Each stage is like a macabre puzzle, littered with potential tools to work through the level more efficiently in order to lower your time and achieve a better score. There may be a rapier at your disposal, as well as a heavy chain. The rapier performs a dash-attack that allows you to cover great distance quickly, while you can spin the heavy chain into a tornado of pain and destruction and take out enemies in your wake.
Some items, like the rapier, are actually essential for platforming elements in Bloodroots. There may be large gaps to cross, which you can conquer using a particularly long pole (these can be found throughout levels as well) and doing a pole-vault like move, or dashing across chasms with the rapier or kabob-skewer.

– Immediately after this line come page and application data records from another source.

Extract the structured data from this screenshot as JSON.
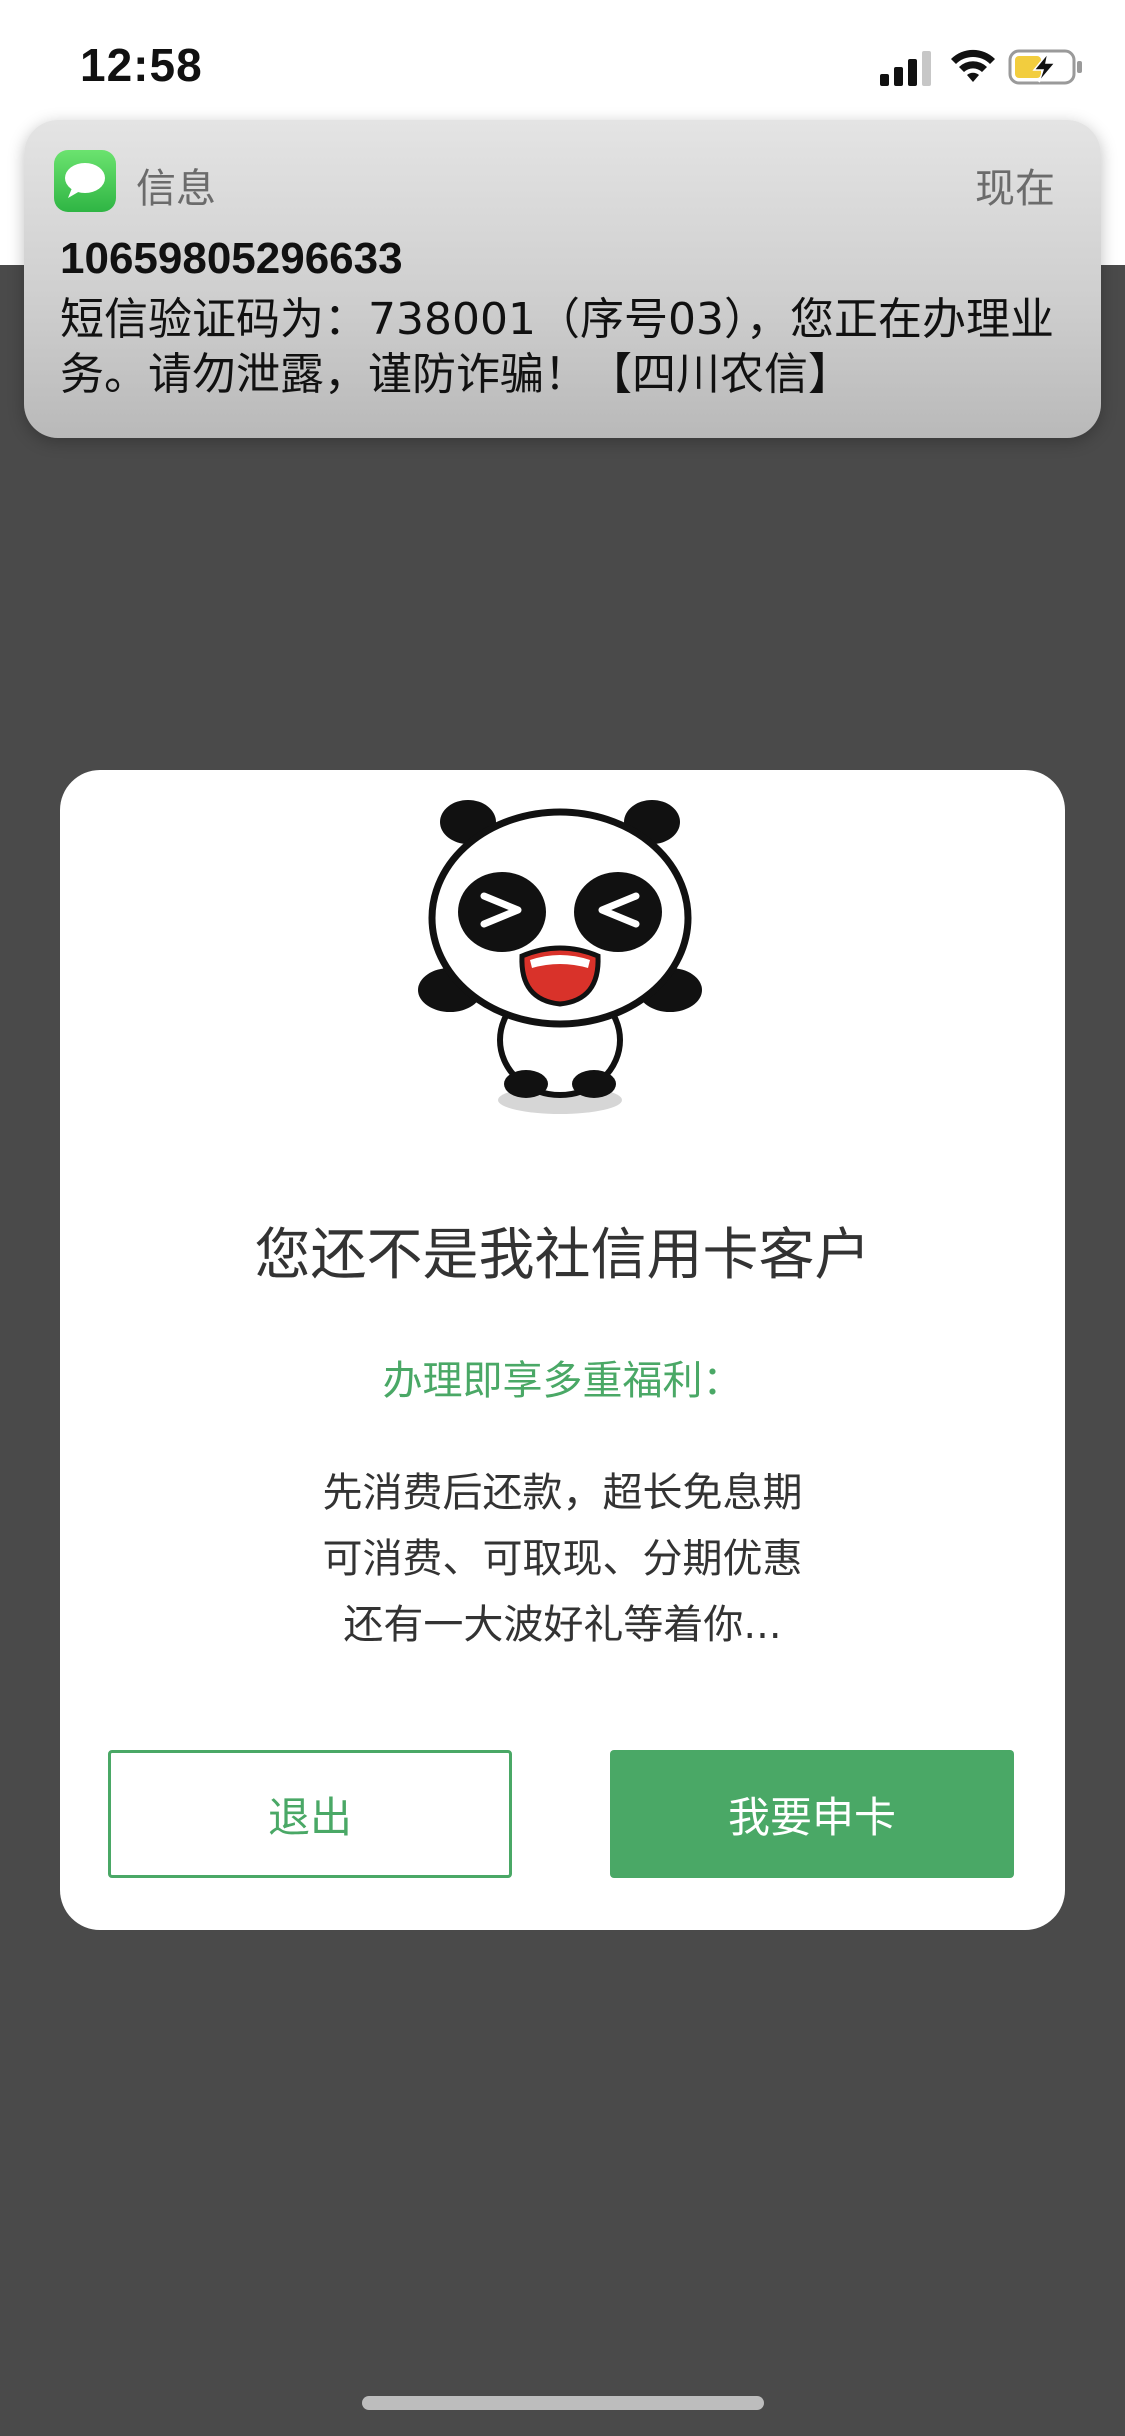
{
  "status_bar": {
    "time": "12:58"
  },
  "notification": {
    "app_name": "信息",
    "time": "现在",
    "sender": "10659805296633",
    "body": "短信验证码为：738001（序号03），您正在办理业务。请勿泄露，谨防诈骗！【四川农信】"
  },
  "dialog": {
    "title": "您还不是我社信用卡客户",
    "subtitle": "办理即享多重福利：",
    "desc_lines": [
      "先消费后还款，超长免息期",
      "可消费、可取现、分期优惠",
      "还有一大波好礼等着你..."
    ],
    "exit_label": "退出",
    "apply_label": "我要申卡"
  },
  "colors": {
    "accent_green": "#4aa866",
    "overlay": "#4a4a4a"
  },
  "icons": {
    "status": [
      "signal-icon",
      "wifi-icon",
      "battery-charging-icon"
    ],
    "notification": "messages-app-icon",
    "dialog": "panda-mascot-icon"
  }
}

The combination of using weapons to traverse platforming challenges, as well as the emphasis on speed and cold-blooded efficiency, turns Bloodroots into a delightfully violent dance. Much like a dedicated performer, the slightest stumble may have you restarting the level to experience true beauty. There are no lives to account for – the only penalty you’ll face is the score and rank at the end of the level. Still, I haven’t experienced such an intoxicating addiction to pursuing perfection since Way of the Passive Fist. It’s wonderful.
If you played Katana Zero last year, you’ll probably get a similar vibe to the fast-paced combat, though the restart times aren’t nearly as fast (some loading is required). The one thing that puts a damper on this non-stop pain-train are some of the platforming elements.
As I mentioned, there are numerous weapons you can use to help overcome gaps and chasms, but there are also points in the game where you’re moving quickly down a narrow strip of land with cliff-edges to either side.
You can fall off the cliff.
You will die instantly.
Don’t worry, I tested this thoroughly for all of you.
While it does add another layer to the “git gud” formula, it was probably the main thing that detracted from an otherwise exhilarating pace. That’s it. That’s my main gripe.
Adding to the charm of Bloodroots is the aesthetic – a visual style that is very much reminiscent of Samurai Jack, or another innovative cartoon of that school. Ladders and poles twirl around with great drama, blades glean the sun from their polished edges, and our protagonist gets a number of dramatic “FINISH HIM” animations, depending on the weapon used to deal the killing blow on the final enemy in the stage.
A minor aesthetic note – as the game goes on you can unlock various hats for your grumpy, vengeance seeking maniac. I appreciated this, probably more than I should have.
Bloodroots is good. Real good. We’ve been itching to get our hands on it since spotting it on the PAX scene years ago, and now that it’s finally here, we’re so glad that it shaped up to be this whirling dervish of pain and adrenaline.